This is one of the most trying times in the academic year.
Job candidates are feverishly monitoring the Academic Jobs Wiki and reading one another’s Facebook status updates for clues. “Did she just check into the Madison Marriott? OMG!”
Successful job candidates, having received an invitation to campus, are trying not to panic as they memorize the names of deans, the titles of books written by department members, and courses offered.
Hiring committee members are attempting to schedule 3 finalists into 5 days of meetings, job talks, campus tours, and dinners at mediocre local restaurants.
The stakes are high. The blood pressures are high. Every now and again, a member of the department is high.
Everyone has a story about campus visits gone awry. The candidate passes out in the middle of the job talk. The senior faculty member says something grossly inappropriate at the reception. A candidate requests some time to take a swim at the campus pool; he gets that time, but he sees on his itinerary that he’ll be swimming with the department chair.
And then there are the epic tales. The ones that make the rounds at conferences, that make listeners cover their mouths and laugh in dismay.
These are the Campus Visit Horror Stories.
We love hearing and telling these stories. Perhaps it’s wrong of us, but we can’t help it.
Partly it’s Schadenfreude. These are tales about the cream of the crop, the 1% who make it to campus and somehow blow their chances. This makes us feel better about our own failures. Or it allows us to smugly conclude that we would never have done such things.
And partly it’s because campus visits are the reality television of the academic profession. Over 1 ½ or 2 days in one claustrophobic classroom building, a group of strangers interact in situations designed to make everyone involved feel awkward, uncomfortable, and anxious. It’s a train wreck waiting to happen! We can’t look away! It’s too delicious.
But these stories also have a compelling narrative arc, as stories: an outsider arrives in a strange place, there is a spectacular event or revelation that changes the plot, and then the outsider returns home. They hit on all cylinders for good storytelling: short, packed with action and emotion, and easy to retell to others.
Campus Visit Horror Stories do not usually contain a moral lesson (except in cases of excessive drinking) but they do expose the ridiculousness of the academic job market, and its rituals.

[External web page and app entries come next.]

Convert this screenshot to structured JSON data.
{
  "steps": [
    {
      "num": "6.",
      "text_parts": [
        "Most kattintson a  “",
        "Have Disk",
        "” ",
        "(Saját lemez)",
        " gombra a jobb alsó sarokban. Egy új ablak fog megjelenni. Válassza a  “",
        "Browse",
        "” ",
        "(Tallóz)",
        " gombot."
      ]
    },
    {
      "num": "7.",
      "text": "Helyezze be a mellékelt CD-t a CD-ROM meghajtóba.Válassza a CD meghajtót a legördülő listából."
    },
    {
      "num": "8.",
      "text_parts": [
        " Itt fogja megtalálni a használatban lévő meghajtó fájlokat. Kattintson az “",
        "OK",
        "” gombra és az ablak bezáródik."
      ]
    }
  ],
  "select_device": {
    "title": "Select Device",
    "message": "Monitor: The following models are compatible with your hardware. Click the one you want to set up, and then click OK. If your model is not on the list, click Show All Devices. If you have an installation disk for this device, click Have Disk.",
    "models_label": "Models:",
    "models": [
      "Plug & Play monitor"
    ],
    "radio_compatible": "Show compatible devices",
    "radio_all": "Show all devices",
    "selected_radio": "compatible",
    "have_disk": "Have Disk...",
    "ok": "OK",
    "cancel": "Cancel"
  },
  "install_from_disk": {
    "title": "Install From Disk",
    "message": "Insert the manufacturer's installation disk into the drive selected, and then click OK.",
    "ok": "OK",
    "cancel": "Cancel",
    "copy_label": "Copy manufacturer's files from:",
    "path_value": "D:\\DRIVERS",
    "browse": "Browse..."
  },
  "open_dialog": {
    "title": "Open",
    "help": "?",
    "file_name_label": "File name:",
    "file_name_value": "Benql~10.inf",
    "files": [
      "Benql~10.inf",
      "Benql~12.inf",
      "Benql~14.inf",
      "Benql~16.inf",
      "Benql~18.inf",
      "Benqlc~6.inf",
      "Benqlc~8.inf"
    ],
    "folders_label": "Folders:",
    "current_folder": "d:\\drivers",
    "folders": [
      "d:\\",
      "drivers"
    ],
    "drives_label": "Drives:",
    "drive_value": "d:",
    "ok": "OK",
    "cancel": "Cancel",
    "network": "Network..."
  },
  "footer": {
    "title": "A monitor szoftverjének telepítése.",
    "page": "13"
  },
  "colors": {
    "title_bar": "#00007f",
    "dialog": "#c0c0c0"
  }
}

They allow us to talk and laugh about it. Because if you can’t laugh about it, you’ll just sink into despair and binge-watch “Arrow” on Netflix.
And so in celebration of the Campus Visit Horror Story and all that it brings to academics’ lives at this time of year, I offer three of them from my personal archive:
The job candidate is having a terrible visit. The job talk is flat and uninspired, the Q&A merciless. The students yawn through his teaching demonstration. The meetings with faculty are stilted and punctuated by long silences. After a painful dinner, the search chair drives him back to the hotel.
“I’m not getting this job, am I?” he asks the chair.
“I think it’s pretty safe to say you are not,” the chair replies.
After moping in his room for an hour or so, the candidate pulls on his coat and goes to the bar across the street. He has a few drinks, gets a little belligerent, and ends up in a fight with another patron.
In jail, the police take his mug shot and his fingerprints, and ask him if there is someone he can call.
The only phone number he has on him?
The search chair’s.
The Lesser of Two Evils
The first candidate comes to campus. The entire visit goes splendidly. The job talk is great, the teaching demonstration is dynamic, the dinner is convivial. Until the end, when the candidate picks up his plate. And licks it.
The second (and final) candidate comes to campus. The entire visit goes splendidly. The committee waits anxiously throughout dinner but the second candidate merely eats what’s on his plate, then gives it back to the server. The committee breathes many sighs of relief. The search chair drives the candidate back to the hotel. On the way, the candidate asks, “So what’s the department’s policy on dating undergraduates?”
So. Who did the department hire?
The job candidate visits a campus during one of the worst winters on record. He drives from his own house, as the college is only an hour away by car. As he and the department chair walk across the quad to the meeting with the dean, the candidate slips and falls, twisting his ankle. He limps to the meeting and sits through it, trying to ignore the pain.
“Are you going to be alright?” asks the chair.
“I don’t know,” says the candidate. “It really hurts.”
They make their way back slowly to the chair’s office, where the candidate sits down. The chair pulls out a drawer in his desk.
“Here,” says the chair, “take this.”
The candidate takes the aspirin the chair is offering to him. He doesn’t feel any better for a while and then in the middle of his job talk, he starts to feel terrible. He feels like he is talking very, very slowly.
Somehow he makes it through the dinner, and then gets in his car to drive back. The next morning, he wakes up in his apartment, but he doesn’t remember how he got there. His ankle is killing him, so he goes to university health services.
“Did you take any medications?” asks the nurse.
“I took an aspirin,” he says. “But it made me feel really woozy.”
The nurse asks him to describe the pill. When he does, she says, “That was no aspirin.”